“Unlike virtually every other Netflix MCU to date, Daredevil’s third season moves with the kind of briskness that audiences have been wanting for ages. It’s not long before Matt’s back up on his feet and becoming entangled in yet another complicated web of lies, deceit, and destruction crafted by one of his most formidable foes—one Wilson Fisk (Vincent D’Onofrio).”
IGN‘s Scott Collura:
“The interplay between Whalley and Cox is one of the highlights of the episode, as Maggie apparently comes from the school of hard knocks and tough love. She wants to help Matt, and to coax him back to the faith he has seemingly lost after his recent experiences, but the nun is not exactly gentle about it, and some dark laughs result at times. Also, if that means having the still-injured Matt engage in a sparring match where he might get his butt kicked, then so be it.”
Gamespot‘s Michael Rougeau:
“That’s all to say that Daredevil Season 3 puts the focus where it belongs: on Matt, Fisk, Foggy, and Karen, the core characters that we originally grew to love or hate back in Season 1. With that re-anchoring comes some really cool stylistic choices; there’s an entire sequence that plays out in black and white, half flashbacks, half imaginings, with one character walking back through another’s life as he strives to learn everything he might use to his advantage. And there’s a single-shot fight scene in these first half dozen episodes that’s unbelievably impressive, easily rivaling any action that’s come before in the whole Netflix Marvel universe.”
Geeks of Color‘s Manny A. Castellanos:
“After watching the first six episodes of the new season, one will notice that this season is a lot more concise and focused on one singular story and no moment ever feels like a filler. Past Marvel/Netflix shows struggled with this aspect of their shows, often attempting to stretch out a 6-8 episode story arc into a 10-13 episode season. And, in Season 2 of Daredevil, there was trouble with trying to juggle a Punisher (Jon Bernthal) and Elektra storyline at the same time. Both arcs feeling hallow and riddled with filler episodes. This season the story is self-contained and doesn’t seem to be setting up any future series, which was what season 2 was preoccupied with. Season 3 evokes many of the great qualities of season 1 and improves from the stumbles in season 2.”
Inverse‘s Eric Francisco:

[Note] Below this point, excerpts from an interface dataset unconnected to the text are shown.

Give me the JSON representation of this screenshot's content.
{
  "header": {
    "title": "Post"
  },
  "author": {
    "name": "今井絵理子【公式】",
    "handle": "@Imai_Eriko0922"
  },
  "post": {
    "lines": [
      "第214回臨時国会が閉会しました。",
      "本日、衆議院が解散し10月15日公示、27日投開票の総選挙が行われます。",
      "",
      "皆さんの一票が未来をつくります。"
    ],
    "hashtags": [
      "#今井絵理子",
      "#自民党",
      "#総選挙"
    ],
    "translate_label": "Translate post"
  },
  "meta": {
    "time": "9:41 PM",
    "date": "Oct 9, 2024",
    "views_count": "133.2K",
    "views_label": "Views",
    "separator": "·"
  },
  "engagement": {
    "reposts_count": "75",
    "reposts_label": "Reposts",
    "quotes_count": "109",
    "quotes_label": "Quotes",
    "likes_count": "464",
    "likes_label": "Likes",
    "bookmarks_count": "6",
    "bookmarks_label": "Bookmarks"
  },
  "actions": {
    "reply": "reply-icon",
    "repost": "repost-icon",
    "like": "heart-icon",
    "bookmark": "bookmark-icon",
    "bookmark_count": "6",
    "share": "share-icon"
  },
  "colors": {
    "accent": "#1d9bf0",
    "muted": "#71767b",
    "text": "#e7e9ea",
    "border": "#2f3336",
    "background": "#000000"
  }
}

“And Bullseye RULES. While a physical match for Matt Murdock with a “super power” of exceptional aim with anything he can get his hands on — bullets, playing cards, office pens — it’s Bullseye’s psychological make-up that makes him utterly engrossing. A disturbed individual with severe abandonment issues, Dex is compelling in the way one becomes engrossed in sordid true crime: Difficult to listen to, but a mystery and a story too good that you cannot look away.”
REinfo‘s Pronay Sarkar:
“This more focused, slightly detached approach to storytelling is, actually, a breath of fresh air, one that eschews the typical universe-expanding nature of these shows to tell a story with a clear plan that’s influenced not only by recent events in Daredevil’s television narrative, but also one of the characters’ most famous storylines from the funny books. Much like the introduction of Bullseye, the fact that Daredevil season 3 is heavily influenced by the ‘Born Again’ arc written by Frank Miller is really no surprise at this point, and the effect it has on the series is felt almost immediately.”
Digital Trends‘ Rick Marshall:
“Cox handles this fresh direction for the character with all of the skill he’s shown in previous seasons, and masterfully walks the line between annoying, woe-is-me angst and the genuine, internalized anguish that can shape a person’s worldview in dark ways.”
Are you excited to see the third season of Daredevil? Share your thoughts in the comments section below!
Missing for months, Matt Murdock (Charlie Cox) reemerges a broken man, putting into question his future as both vigilante Daredevil and lawyer Matthew Murdock. But when his archenemy Wilson Fisk (Vincent D’Onofrio) is released from prison, Matt must choose between hiding from the world, or embracing his destiny as a hero.
Daredevil season 3 stars Charlie Cox, Deborah Ann Woll, Elden Henson, Vincent D’Onofrio, Wilson Bethel, Jay Ali, and Lesley Ann Warren.
Daredevil season 3 will be released on October 19, 2018, on Netflix.